Now that you have a better understanding of what defensive abstracting is and have gained some helpful tips for practicing defensive abstracting, let’s spend some time understanding why it is practiced.

Why practice defensive abstracting?

First and foremost, perfecting the practice of defensive abstracting allows you and others in your cancer program to have more confidence in the data. By enhancing the completeness of your abstract’s text fields, you are better positioning your abstract for Cancer Program Practice Profile Reports (CP3) reconciliation. Registrars in Commission on Cancer (CoC) accredited programs are required to review CP3 data and identify missing information from patients who do not meet the National Quality Forum (NQF) quality measures used by the National Cancer Data Base (NCDB). If the registrar does not practice defensive abstracting, there is no additional text documented in the abstract, which means extra work re-pulling files and diving back into that patient’s abstract. However, if the registrar documents information as he or she abstracts, the amount of extra work is decreased and the accuracy and completeness of data can be leveraged to justify the coded fields to the cancer committee.

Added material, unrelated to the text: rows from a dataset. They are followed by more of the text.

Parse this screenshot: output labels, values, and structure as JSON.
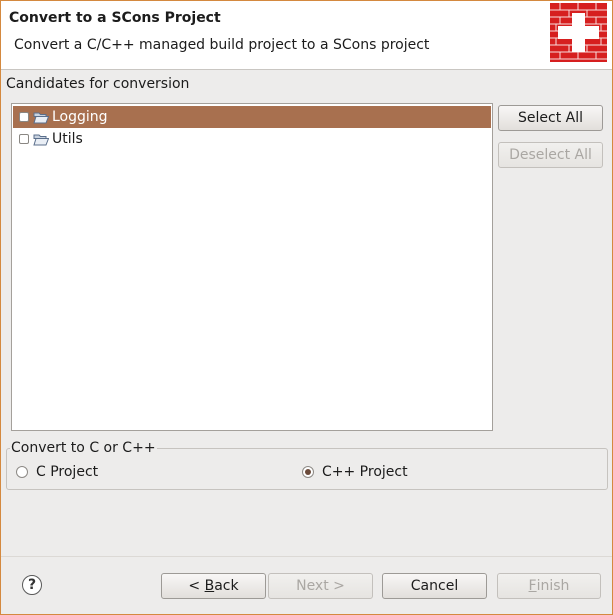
{
  "header": {
    "title": "Convert to a SCons Project",
    "description": "Convert a C/C++ managed build project to a SCons project"
  },
  "candidates": {
    "label": "Candidates for conversion",
    "items": [
      {
        "label": "Logging",
        "checked": false,
        "selected": true
      },
      {
        "label": "Utils",
        "checked": false,
        "selected": false
      }
    ]
  },
  "side_buttons": {
    "select_all": "Select All",
    "deselect_all": "Deselect All"
  },
  "language_group": {
    "legend": "Convert to C or C++",
    "options": [
      {
        "label": "C Project",
        "selected": false
      },
      {
        "label": "C++ Project",
        "selected": true
      }
    ]
  },
  "footer": {
    "help_icon": "?",
    "back_mnemonic": "B",
    "back_rest": "ack",
    "back_prefix": "< ",
    "next": "Next >",
    "cancel": "Cancel",
    "finish_mnemonic": "F",
    "finish_rest": "inish"
  },
  "colors": {
    "selection": "#a8704f",
    "logo_red": "#d61f1f",
    "window_border": "#d4893f"
  }
}
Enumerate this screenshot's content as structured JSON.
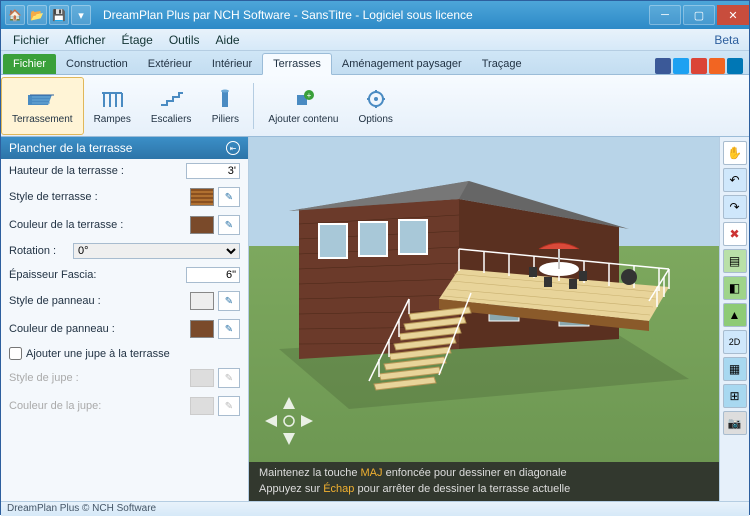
{
  "window": {
    "title": "DreamPlan Plus par NCH Software - SansTitre - Logiciel sous licence",
    "beta": "Beta"
  },
  "menu": [
    "Fichier",
    "Afficher",
    "Étage",
    "Outils",
    "Aide"
  ],
  "tabs": {
    "file": "Fichier",
    "items": [
      "Construction",
      "Extérieur",
      "Intérieur",
      "Terrasses",
      "Aménagement paysager",
      "Traçage"
    ],
    "active": "Terrasses"
  },
  "ribbon": {
    "terrassement": "Terrassement",
    "rampes": "Rampes",
    "escaliers": "Escaliers",
    "piliers": "Piliers",
    "ajouter": "Ajouter contenu",
    "options": "Options"
  },
  "panel": {
    "title": "Plancher de la terrasse",
    "height_lbl": "Hauteur de la terrasse :",
    "height_val": "3'",
    "style_lbl": "Style de terrasse :",
    "color_lbl": "Couleur de la terrasse :",
    "color_val": "#7a4a2a",
    "rotation_lbl": "Rotation :",
    "rotation_val": "0°",
    "fascia_lbl": "Épaisseur Fascia:",
    "fascia_val": "6\"",
    "panel_style_lbl": "Style de panneau :",
    "panel_color_lbl": "Couleur de panneau :",
    "panel_color_val": "#7a4a2a",
    "skirt_chk": "Ajouter une jupe à la terrasse",
    "skirt_style_lbl": "Style de jupe :",
    "skirt_color_lbl": "Couleur de la jupe:"
  },
  "hint": {
    "l1a": "Maintenez la touche ",
    "l1b": "MAJ",
    "l1c": " enfoncée pour dessiner en diagonale",
    "l2a": "Appuyez sur ",
    "l2b": "Échap",
    "l2c": " pour arrêter de dessiner la terrasse actuelle"
  },
  "status": "DreamPlan Plus © NCH Software",
  "social_colors": [
    "#3b5998",
    "#1da1f2",
    "#db4437",
    "#f26522",
    "#0077b5"
  ],
  "tools": [
    {
      "name": "pan-icon",
      "glyph": "✋",
      "bg": "#fff"
    },
    {
      "name": "undo-icon",
      "glyph": "↶",
      "bg": "#cfe7fb"
    },
    {
      "name": "redo-icon",
      "glyph": "↷",
      "bg": "#cfe7fb"
    },
    {
      "name": "delete-icon",
      "glyph": "✖",
      "bg": "#fff",
      "color": "#c33"
    },
    {
      "name": "layers-icon",
      "glyph": "▤",
      "bg": "#b9e0a8"
    },
    {
      "name": "materials-icon",
      "glyph": "◧",
      "bg": "#9fd48a"
    },
    {
      "name": "terrain-icon",
      "glyph": "▲",
      "bg": "#8ecb76"
    },
    {
      "name": "view2d-icon",
      "glyph": "2D",
      "bg": "#cfe7fb",
      "fs": "9px"
    },
    {
      "name": "grid-icon",
      "glyph": "▦",
      "bg": "#a8d8f0"
    },
    {
      "name": "snap-icon",
      "glyph": "⊞",
      "bg": "#a8d8f0"
    },
    {
      "name": "camera-icon",
      "glyph": "📷",
      "bg": "#ddd",
      "fs": "11px"
    }
  ]
}
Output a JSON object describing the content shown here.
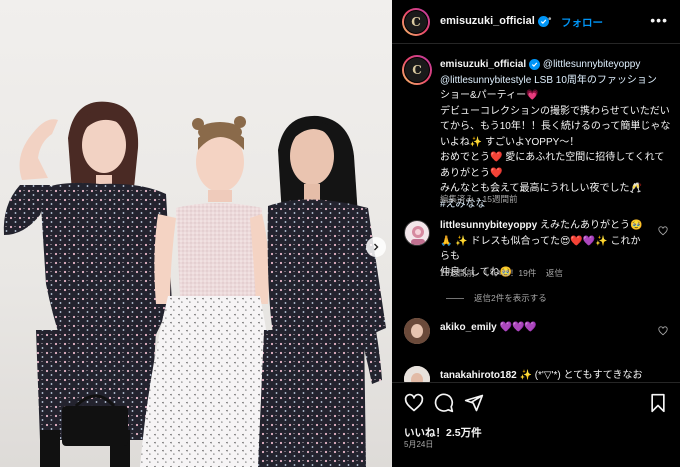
{
  "post": {
    "username": "emisuzuki_official",
    "follow_label": "フォロー",
    "separator": "•",
    "more_label": "•••",
    "avatar_letter": "C"
  },
  "caption": {
    "username": "emisuzuki_official",
    "lines": [
      "@littlesunnybiteyoppy",
      "@littlesunnybitestyle LSB 10周年のファッション",
      "ショー&パーティー💗",
      "デビューコレクションの撮影で携わらせていただい",
      "てから、もう10年！！長く続けるのって簡単じゃな",
      "いよね✨ すごいよYOPPY〜！",
      "おめでとう❤️ 愛にあふれた空間に招待してくれて",
      "ありがとう❤️",
      "みんなとも会えて最高にうれしい夜でした🥂",
      "#えみなな"
    ],
    "edited_meta": "編集済み・15週間前"
  },
  "comments": [
    {
      "username": "littlesunnybiteyoppy",
      "text_lines": [
        "えみたんありがとう🥹",
        "🙏 ✨ ドレスも似合ってた😍❤️💜✨ これからも",
        "仲良くしてね🥹"
      ],
      "time": "15週間前",
      "likes": "いいね！19件",
      "reply": "返信",
      "view_replies": "返信2件を表示する"
    },
    {
      "username": "akiko_emily",
      "text_lines": [
        "💜💜💜"
      ]
    },
    {
      "username": "tanakahiroto182",
      "text_lines": [
        "✨ (*'▽'*) とてもすてきなお写"
      ]
    }
  ],
  "footer": {
    "likes": "いいね！2.5万件",
    "date": "5月24日"
  },
  "colors": {
    "accent": "#0095f6",
    "background": "#000000",
    "secondary_text": "#a8a8a8"
  },
  "icons": [
    "heart-icon",
    "comment-icon",
    "share-icon",
    "bookmark-icon",
    "verified-badge-icon",
    "chevron-right-icon"
  ]
}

Another example of when defensive abstracting practices are beneficial is during quality review. A physician reviewer may disagree with a coded field in the abstract; however, the physician only has the medical record as their source for confirmation. If a secondary source was used, say a study or dictation from outside the medical record, this should be documented in the text field. If it is documented, it will be much easier for you to defend your abstract when the physician reviewer asks you to explain.

Quality control of registry data is key to having confidence in your data, and if you don’t have confidence in your registry data, no one else will. Another quality control recommendation is for someone in the registry to perform a visual review of cases. Don’t rely solely on the physician 10 percent review. If you are abstracting defensively and using complete text fields, internal quality control is much more convenient and effective.

Cancer registrars know that finding complete diagnostic, treatment and follow-up information often requires searching multiple sources and different software systems, and frequently seeking information from outside of the hospital’s patient record. Defensive abstracting means that you record all information, as well as the source of that information within the registry abstract. This may sound labor intensive, but it’s actually saving you time. You have to look for the information to complete the abstract, so why not document the information within the abstract rather than rely on your memory or an educated guess when questions arise?

The bottom line is if you abstract defensively, you should be able to use the patient abstract as the primary source for reconciling and/or supporting outliers of national treatment guidelines, rather than having to review the entire medical record a second time.

I have presented this defensive abstract concept at numerous registrar meetings with positive feedback. The following is a comment from Karen E. Servacek, CTR, oncology information coordinator, Grand View Hospital, after attending a presentation:

“Each time I’ve entered a case over the last few weeks I’ve recalled your presentation and want you to know how valuable

your information is for all registrars. I believe you shared similar information at a National Cancer Registrars Association meeting.

I took your model of ‘defensive’ abstracting to heart and have shared the concept with many new registrars. Thank you so much-the careful, supportive documentation has not only saved me grief when I had to validate information later, but it has made me more confident and proud of creating a clear and complete snapshot of all of the information relevant to the patient’s cancer diagnosis and management.”

Theresa Gerboc works as a cancer registry specialist at CHAMPS Oncology Data Services, a Cleveland-based cancer registry and cancer program consulting and management company. She has been in the cancer registry profession for 23 years and has been a CTR for 19 years. She has filled a variety of roles, from cancer registry clerk and abstractor to manager/mentor.